By: Owen Boss, Erin Smith
A taxpayer-funded New Bedford marine terminal — set to be the construction staging area for a controversial offshore wind farm — is $10 million over budget, according to state officials, raising concerns among fiscal watchdogs that the project’s costs will balloon out of control.
“This will be another $10 million sucked into the black hole of Cape Wind,” said Greg Sullivan, a former state inspector general now at the Pioneer Institute. “Homeowners have already been coerced into paying three times market rate per kilowatt hour to finance the project on top of hundreds of millions in taxpayer subsidies. Isn’t that enough?”
The South Coast Marine Commerce Terminal is scheduled to be finished by the end of the month, but officials at the state agency overseeing the facility won’t say when dredging work at the site will be complete.
The dredging will allow passage for larger boats needed to deliver the giant monopiles —the base of the wind turbines — for the Cape Wind project. Cape Wind is pushing the $2.6 billion plan to put 130 wind turbines in Nantucket Sound.
“We expect all construction and dredging associated with the terminal project, as well as all dredging being conducted in the federal channel, to be completed before any vessels are scheduled to arrive,” said Catherine Williams, a spokesman for the Massachusetts Clean Energy Center, which oversees the terminal.
The construction budget for the terminal, which is inside New Bedford Harbor and protected by the hurricane barrier, had originally been set at $103 million.
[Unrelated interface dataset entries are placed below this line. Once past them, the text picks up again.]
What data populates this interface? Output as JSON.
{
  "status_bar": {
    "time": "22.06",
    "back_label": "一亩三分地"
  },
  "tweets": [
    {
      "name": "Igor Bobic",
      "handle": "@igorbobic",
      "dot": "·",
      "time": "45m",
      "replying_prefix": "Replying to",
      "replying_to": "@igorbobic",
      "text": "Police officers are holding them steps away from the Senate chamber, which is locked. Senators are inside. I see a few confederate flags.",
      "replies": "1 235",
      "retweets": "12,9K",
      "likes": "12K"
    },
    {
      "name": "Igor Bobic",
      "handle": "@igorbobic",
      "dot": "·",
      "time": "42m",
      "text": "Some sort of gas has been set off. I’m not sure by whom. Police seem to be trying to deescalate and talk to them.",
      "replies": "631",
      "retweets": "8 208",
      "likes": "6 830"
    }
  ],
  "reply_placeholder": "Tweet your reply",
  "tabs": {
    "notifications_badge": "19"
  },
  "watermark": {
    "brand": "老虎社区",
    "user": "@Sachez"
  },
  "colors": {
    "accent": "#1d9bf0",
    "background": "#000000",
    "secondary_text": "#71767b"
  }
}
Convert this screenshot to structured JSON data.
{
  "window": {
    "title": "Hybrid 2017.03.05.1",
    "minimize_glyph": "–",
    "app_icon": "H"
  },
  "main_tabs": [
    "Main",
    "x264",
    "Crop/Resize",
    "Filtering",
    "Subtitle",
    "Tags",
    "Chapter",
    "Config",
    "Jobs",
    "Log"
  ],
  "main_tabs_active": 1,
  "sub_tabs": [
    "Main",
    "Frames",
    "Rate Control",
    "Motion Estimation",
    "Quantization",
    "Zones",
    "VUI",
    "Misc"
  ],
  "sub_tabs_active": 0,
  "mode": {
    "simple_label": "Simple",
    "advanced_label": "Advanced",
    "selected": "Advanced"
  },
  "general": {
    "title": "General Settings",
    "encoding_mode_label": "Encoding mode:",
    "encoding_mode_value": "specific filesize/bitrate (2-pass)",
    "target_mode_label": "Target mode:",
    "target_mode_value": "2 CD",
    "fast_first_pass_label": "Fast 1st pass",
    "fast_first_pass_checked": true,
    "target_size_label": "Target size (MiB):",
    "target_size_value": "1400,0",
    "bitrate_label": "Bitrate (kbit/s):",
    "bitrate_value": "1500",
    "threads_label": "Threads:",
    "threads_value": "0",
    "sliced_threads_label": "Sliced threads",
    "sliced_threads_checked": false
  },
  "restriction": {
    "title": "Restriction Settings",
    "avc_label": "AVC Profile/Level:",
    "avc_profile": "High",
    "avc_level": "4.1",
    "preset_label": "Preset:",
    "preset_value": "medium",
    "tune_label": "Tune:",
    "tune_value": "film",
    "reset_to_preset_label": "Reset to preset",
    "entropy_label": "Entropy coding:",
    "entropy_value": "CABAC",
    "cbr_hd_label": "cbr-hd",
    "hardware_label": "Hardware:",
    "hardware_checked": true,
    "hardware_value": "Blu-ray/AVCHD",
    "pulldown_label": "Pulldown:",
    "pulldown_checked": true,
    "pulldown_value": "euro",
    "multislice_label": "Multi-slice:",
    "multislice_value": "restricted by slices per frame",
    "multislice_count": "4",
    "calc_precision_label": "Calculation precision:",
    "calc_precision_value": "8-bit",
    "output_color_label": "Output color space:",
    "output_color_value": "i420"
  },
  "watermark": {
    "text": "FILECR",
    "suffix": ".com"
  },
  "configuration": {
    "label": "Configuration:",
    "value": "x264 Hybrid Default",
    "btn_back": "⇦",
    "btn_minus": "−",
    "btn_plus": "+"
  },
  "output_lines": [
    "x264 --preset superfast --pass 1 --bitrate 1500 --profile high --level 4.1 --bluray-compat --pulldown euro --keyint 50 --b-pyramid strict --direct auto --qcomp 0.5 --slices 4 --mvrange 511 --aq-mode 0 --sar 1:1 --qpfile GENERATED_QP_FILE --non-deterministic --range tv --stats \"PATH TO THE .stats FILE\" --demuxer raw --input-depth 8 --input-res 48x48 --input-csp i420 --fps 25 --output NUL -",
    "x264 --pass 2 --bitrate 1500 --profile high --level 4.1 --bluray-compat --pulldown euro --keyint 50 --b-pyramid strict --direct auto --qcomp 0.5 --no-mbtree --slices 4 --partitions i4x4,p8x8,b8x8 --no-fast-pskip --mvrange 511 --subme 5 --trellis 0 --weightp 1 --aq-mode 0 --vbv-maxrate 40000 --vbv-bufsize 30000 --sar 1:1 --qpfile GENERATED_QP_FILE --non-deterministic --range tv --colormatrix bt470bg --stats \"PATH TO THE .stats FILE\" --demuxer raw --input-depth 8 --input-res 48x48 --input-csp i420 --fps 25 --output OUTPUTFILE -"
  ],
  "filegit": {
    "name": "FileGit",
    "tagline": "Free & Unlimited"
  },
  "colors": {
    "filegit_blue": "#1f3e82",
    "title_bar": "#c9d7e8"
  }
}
That figure recently climbed to $113 million under rising costs for environmental contamination cleanup, as well as blasting and dredging, according to Williams, who did not respond to questions about whether construction costs will continue to rise.
“Our rule of thumb is whatever they say it is going to cost, you have to multiply that by three,” said Barbara Anderson, head of Citizens for Limited Taxation. “The government screwed this up and now they want us to be chipping in for it? That’s not right.”
Williams said funding for the cost overruns will come from coffers at MassDOT and the state Executive Office of Energy and Environmental Affairs.
In September, Gov. Deval Patrick announced Cape Wind had agreed to a two-year lease agreement to rent the 28-acre facility for $4.5 million. At the time, officials touted the terminal as the first of its kind in North America, “specifically designed to handle the heavy loads associated with the staging of offshore wind projects.”
Cape Wind spokesman Mark Rodgers said, “Cape Wind is confident that the port facility in New Bedford and the channel to access it will be ready in time for our use in early 2015.”
Cape Wind has been pushing to build its offshore wind farm in Nantucket Sound for the past decade against fierce opposition and legal battles from Cape Cod homeowners and business leaders.
Cape Wind has received a conditional loan guarantee commitment from the U.S. Department of Energy for $150 million for the project, according to Rodgers. He said Cape Wind is also eligible to receive federal tax credits.